What is clear is that by getting rid of affirmative action benefits will flow from the underrepresented to the privileged. Those benefits far exceed any harm that would befall them if the policy remained intact. The sheer advantage of wealth and social position supported by legacy provisions allows a student to turn away from their “first choice” to other similarly positioned options. Less advantaged students whose profiles get them into a position for affirmative action to help their cause will be left behind without the luxury of a “safety” choice if affirmative action falls. The question to be considered is which students will be less affected and by how much with a policy that is color-blind to race. As always, the issue for the disadvantaged is a policy’s impact on access and opportunity.

Response to Blum’s Asian Gambit

It is telling that in Blum’s latest attempt to take down any use of race in mitigating generational racial bias, he has elicited the support of Asian Americans whom he claims are now new victims of affirmative action policies. The answer to why he needs to employ Asian students in place of African Americans in his latest suit reveals his willingness to subvert his true intentions. In the end, the benefactors of his lawsuit, if he wins, will be mostly white students and Asians are being used. As journalist Casey Chiang writes in her scathing rebuke to Blum:

With the conservative supermajority, it’s likely that race-based affirmative action will be overturned when the Supreme Court gives its opinion this summer. While devastating, it is my hope that the decision will invite universities to consider new solutions. Still, I will not root for Blum’s victory when he is so clearly using Asian Americans to further his own interests under the flimsy pretense of civil rights.

To my fellow Asian Americans, don’t be fooled by this faux hero. We are being made a pawn — again. Though the Asian American community should not shy away from speaking against injustice, our activism should not be at the cost of other minority groups.

And to Edward Blum — the self-proclaimed civil rights champion — I refuse to be your model minority.

- JoySauce, “Dear Edward Blum, I am not your model minority” by Casey Chiang, January 15, 2023

Affirmative action is given little chance of surviving the conservative tsunami the Federalist Society has delivered to the Court. We are witnessing more than an end to racial preference as a policy goal here, it is more like the end of a moment of political enlightenment tempered with judicial restraint.

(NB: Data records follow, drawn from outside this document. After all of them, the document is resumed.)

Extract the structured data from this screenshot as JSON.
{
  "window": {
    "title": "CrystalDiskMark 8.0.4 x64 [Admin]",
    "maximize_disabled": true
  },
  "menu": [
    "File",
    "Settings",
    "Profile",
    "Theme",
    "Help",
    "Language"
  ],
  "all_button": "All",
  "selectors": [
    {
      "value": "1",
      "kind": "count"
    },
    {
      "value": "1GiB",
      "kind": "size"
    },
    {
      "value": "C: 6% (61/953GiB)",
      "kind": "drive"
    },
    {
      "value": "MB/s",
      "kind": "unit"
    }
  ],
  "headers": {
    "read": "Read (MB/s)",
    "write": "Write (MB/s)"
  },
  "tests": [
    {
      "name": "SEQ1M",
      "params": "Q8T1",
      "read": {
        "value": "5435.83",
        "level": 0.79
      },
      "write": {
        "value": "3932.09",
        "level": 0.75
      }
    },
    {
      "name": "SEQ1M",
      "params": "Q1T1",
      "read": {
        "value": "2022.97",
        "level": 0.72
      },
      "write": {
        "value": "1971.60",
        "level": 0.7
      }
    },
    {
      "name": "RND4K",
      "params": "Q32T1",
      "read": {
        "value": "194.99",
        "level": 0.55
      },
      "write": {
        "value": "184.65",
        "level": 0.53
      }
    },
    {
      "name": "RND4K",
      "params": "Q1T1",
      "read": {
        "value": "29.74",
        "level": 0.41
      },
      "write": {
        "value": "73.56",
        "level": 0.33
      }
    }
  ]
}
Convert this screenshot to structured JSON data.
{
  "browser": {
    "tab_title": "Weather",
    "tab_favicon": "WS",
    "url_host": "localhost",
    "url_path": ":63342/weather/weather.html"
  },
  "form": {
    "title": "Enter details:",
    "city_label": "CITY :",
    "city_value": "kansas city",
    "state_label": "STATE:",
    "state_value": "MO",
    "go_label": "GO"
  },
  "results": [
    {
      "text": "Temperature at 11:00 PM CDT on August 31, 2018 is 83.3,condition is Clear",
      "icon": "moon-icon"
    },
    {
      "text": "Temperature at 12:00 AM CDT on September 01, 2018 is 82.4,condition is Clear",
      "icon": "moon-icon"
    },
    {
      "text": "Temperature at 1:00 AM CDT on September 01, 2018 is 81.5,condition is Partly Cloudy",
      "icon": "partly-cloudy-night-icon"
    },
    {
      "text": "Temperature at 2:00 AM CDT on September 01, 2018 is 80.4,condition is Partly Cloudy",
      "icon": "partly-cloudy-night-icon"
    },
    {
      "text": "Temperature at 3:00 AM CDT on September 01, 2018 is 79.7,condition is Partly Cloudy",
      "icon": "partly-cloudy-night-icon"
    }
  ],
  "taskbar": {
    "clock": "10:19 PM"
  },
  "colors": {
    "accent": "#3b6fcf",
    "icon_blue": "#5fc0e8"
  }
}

Originally published at on June 5, 2023.



Vince Rizzo

Former president of the International Association of Laboratory Schools (IALS) and a founder of a charter school based on MI theory.